When Tom returns to England, his family's support is overwhelming. The table is set for a huge confrontation with the evildoer. Unfortunately, it fizzles to nothing.
The story gets kind of preachy. Forgiveness is a lovely attribute, but it doesn't make for a very dramatic ending. The whole moral of the story can be taken from the Bible verse (though this one isn't cited) where Joseph says in Genesis: "As for you, you meant evil against me, but God meant it for good." At least the villain doesn't live happily ever after, which would've really bugged me. It does bother me, however, that another villain's actions against the lady are never addressed.
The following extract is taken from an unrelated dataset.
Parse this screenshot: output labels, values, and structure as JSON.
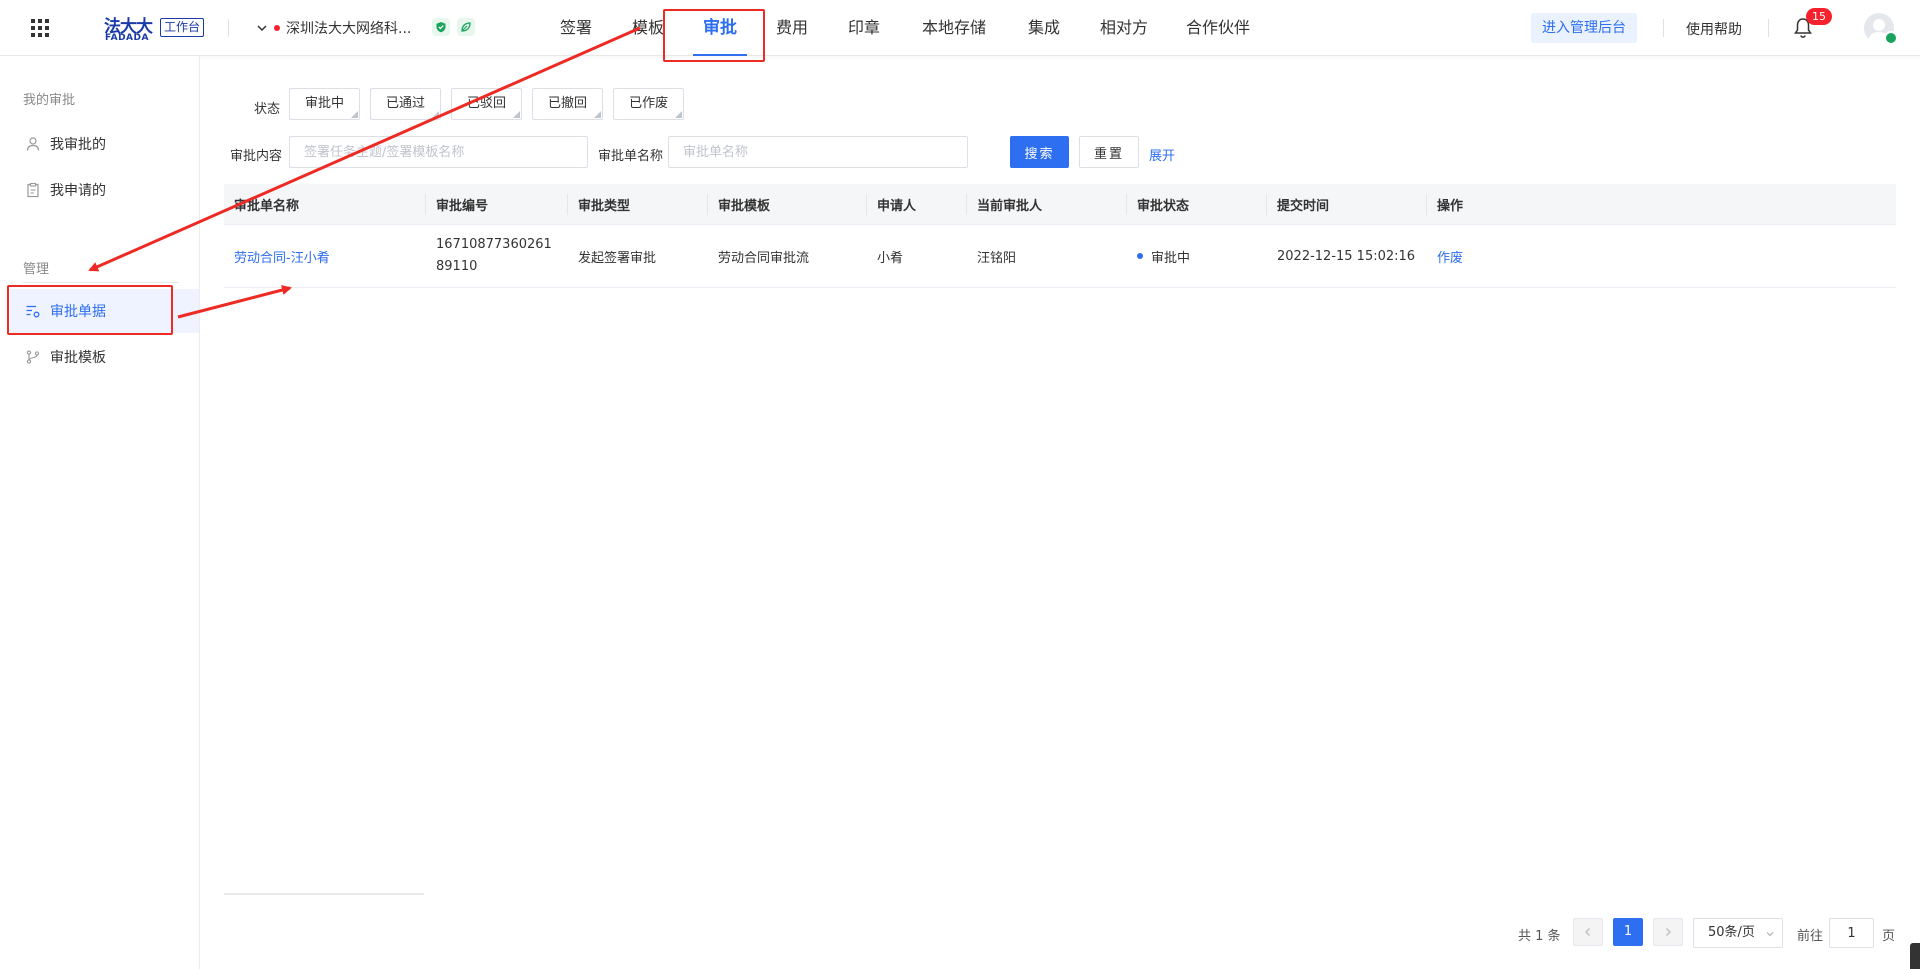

The quality of the writing itself is quite good, and the characters are all well defined. Love the personalities of some of the various crewmen, especially O'Hara and Kumar. I must also compliment the obvious research into the workings of a merchant sailing ship of that era with the recent design addition of an engine-driven propeller to allow the ship to remain moving when the winds are still.
Although the content is deeply religious and clean, be aware that there is non-graphic description of violent assault, rape, and whipping.
Also be aware that this book concludes at 77%. The rest gives descriptions of two other books by this author and a preview of a third book, which is a companion to this one.
And I hope there will be many more P&P sequels by Rachel Elizabeth -- bravo...well done.
This is a meticulously researched and detailed story, full of nautical terms which are fully explained without becoming tedious. The action is steady and mostly believable, and I had a hard time putting the story down until it was finished. My only complaint is certain graphic descriptions of medical treatments which I felt did not need to be dwelt on as much as they were. I am also recommending that the author include a trigger warning, as the book deals frankly with abuse and rape. For that reason alone I am giving this otherwise excellent story four stars instead of five.
The Kindle edition of this story ends at about the 77% mark, and the remainder of the book is previews of the author's other works. Based on those previews and on this book I expect we will hear much more from Ms. Elizabeth in the future. I look forward to reading more of her work! Thank you, Ms. Elizabeth, for adding to and enriching the JAFF world!